Eidos Contemporary Jewelry
Like Europe’s finest jewelry designers: Niessing, Henrich-Denzel, Teno, Titan factory, Roland Humphrey and Canadian artist Karen Konzuk; Eidos Contemporary Jewelry is committed to the highest ethical jewelry practices. We sell Carl Dau and Steven Kretchmer tension rings, as well as our own jewelry by Gordon lawrie and Deborah. We now also sell Mondaine Swiss railway watches.
The jewelry we make uses recycled gold and ethically sourced stones. This is nothing new. We have been doing it for upward of 40 years.
Clean cut modern designs in platinum, stainless steel, titanium, palladium, rubber, white gold and yellow gold. These designers compliment our own design aesthetic and present to our customer a unique view and singular voice. This is a different gallery for individuals with a taste for the minimal. Our price go from the minimal to the moon! To view more images click on the image to go to the website.
Gordon Lawrie was trained at Sir John Cass College and the Royal College of Art in London: he obtained a MA in Metal arts from the University of Texas at El Paso and a MFA from New Mexico State University. His work has been widely exhibited in Europe and America and has been recently published in Metalsmith and Jewelry Moves.Among many awards are a scholarship from the Society of North American Goldsmiths for outstanding artistic ability and a first prize in the Diamonds Today Competition organized by De Beers.His work is in several important collections including the National Museum of Scotland and the Royal Mint.
Process is central to his work, which is fabricated and architectonic in form. The minimal lines of his work understate the complex interplay between its personal and universal references. He is very drawn to myth,history and symbolism,and many pieces have a conceptual element that references a personal experience. This narrative is not exclusive but draws on the universality of human feeling, engaging the viewer in a dialogue.
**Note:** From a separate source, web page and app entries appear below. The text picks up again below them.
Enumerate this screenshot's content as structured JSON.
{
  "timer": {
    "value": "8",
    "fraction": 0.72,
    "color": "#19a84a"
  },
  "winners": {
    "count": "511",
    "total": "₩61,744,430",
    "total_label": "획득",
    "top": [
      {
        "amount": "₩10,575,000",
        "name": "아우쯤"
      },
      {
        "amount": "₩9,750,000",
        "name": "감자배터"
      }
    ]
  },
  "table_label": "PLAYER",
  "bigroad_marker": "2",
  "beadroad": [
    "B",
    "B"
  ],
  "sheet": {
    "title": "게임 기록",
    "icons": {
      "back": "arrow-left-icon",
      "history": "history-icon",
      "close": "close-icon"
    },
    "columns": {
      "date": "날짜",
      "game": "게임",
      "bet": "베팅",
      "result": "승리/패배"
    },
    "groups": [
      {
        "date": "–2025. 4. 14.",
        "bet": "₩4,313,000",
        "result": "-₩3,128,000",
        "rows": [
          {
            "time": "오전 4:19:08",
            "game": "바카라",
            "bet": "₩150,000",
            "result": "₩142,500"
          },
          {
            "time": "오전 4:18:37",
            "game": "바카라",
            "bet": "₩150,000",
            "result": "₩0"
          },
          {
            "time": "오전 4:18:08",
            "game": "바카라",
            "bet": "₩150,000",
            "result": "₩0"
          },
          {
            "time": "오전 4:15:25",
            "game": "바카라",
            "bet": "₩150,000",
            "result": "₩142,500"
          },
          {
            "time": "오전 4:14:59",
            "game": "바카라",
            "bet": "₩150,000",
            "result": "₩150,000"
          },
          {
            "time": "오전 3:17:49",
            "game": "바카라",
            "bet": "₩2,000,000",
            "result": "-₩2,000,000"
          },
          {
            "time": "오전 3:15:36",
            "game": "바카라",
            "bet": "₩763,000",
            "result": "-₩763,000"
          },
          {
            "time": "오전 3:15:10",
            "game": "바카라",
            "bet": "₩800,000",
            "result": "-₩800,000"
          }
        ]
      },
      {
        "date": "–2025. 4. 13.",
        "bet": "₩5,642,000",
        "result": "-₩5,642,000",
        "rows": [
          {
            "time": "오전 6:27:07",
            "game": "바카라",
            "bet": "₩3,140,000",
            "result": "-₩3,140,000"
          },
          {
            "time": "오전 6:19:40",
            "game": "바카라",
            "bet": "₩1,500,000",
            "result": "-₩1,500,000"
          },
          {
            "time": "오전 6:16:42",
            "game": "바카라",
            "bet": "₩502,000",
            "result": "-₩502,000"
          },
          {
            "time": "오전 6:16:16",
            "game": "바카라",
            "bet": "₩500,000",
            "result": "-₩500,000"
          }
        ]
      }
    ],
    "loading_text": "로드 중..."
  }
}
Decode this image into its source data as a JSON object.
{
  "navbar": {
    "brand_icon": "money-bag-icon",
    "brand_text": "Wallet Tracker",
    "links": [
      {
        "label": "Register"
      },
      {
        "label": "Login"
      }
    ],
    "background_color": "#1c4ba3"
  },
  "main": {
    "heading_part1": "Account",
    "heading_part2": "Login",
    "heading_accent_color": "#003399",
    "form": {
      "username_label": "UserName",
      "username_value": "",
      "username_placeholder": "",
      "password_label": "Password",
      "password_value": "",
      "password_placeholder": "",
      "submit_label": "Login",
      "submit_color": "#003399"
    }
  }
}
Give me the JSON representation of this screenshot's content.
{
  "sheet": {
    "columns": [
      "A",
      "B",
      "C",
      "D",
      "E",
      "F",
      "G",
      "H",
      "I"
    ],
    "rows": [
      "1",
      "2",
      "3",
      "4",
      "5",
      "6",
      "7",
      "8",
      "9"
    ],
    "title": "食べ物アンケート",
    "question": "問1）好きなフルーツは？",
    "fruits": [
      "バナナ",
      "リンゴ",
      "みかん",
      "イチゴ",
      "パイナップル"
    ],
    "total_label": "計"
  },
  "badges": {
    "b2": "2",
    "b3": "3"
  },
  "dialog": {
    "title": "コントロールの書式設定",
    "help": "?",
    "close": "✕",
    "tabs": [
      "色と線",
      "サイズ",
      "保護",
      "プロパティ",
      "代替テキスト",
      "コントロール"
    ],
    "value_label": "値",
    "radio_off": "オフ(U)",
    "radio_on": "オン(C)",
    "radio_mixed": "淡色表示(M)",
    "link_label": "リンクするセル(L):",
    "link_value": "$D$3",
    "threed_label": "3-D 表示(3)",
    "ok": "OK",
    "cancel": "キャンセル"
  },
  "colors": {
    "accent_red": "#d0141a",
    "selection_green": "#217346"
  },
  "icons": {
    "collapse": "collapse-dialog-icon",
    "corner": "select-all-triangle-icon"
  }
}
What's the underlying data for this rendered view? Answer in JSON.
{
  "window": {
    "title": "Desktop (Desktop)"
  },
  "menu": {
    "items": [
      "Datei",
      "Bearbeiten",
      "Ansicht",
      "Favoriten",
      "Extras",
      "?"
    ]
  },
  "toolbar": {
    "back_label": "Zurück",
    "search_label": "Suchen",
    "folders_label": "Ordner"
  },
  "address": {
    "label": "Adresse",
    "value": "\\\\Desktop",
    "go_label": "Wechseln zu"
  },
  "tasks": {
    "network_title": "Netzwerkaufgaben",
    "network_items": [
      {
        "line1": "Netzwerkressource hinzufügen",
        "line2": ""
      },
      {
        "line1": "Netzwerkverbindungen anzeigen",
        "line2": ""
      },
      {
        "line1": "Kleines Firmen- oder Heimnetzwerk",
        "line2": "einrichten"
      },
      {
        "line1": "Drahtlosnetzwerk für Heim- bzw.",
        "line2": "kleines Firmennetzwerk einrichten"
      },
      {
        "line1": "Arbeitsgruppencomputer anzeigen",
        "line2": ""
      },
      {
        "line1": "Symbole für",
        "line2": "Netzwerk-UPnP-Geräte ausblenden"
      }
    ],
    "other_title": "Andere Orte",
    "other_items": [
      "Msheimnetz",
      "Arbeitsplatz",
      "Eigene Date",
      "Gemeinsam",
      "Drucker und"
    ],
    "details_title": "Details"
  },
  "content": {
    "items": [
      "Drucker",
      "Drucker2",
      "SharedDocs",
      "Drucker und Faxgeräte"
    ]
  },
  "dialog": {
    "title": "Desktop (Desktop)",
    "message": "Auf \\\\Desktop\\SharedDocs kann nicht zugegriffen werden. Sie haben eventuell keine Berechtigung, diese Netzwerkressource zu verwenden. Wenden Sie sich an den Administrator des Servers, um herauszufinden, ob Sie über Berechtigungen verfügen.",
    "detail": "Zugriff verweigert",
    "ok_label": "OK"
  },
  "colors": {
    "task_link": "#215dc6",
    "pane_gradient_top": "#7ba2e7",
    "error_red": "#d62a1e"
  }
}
Deborah Alexander studied comparative religions at Victoria University in Wellington, New Zealand and jewelry making at West Dean College in Sussex, England.
She makes jewelry that expresses her interest in Indian, Hindu and Buddhist culture using silver and high karat gold . These pieces comment on and reference cultural belief systems which are beginning to be abandoned in that continent’s rush into modernity and western-ism. The multi-layered poetic world-view expressed in East Indian thought and ornamentation in everyday life fascinate her. She sensitively combines elaborate ornament with a moderistic simplicity of form holding these two apparent contradictions in balance.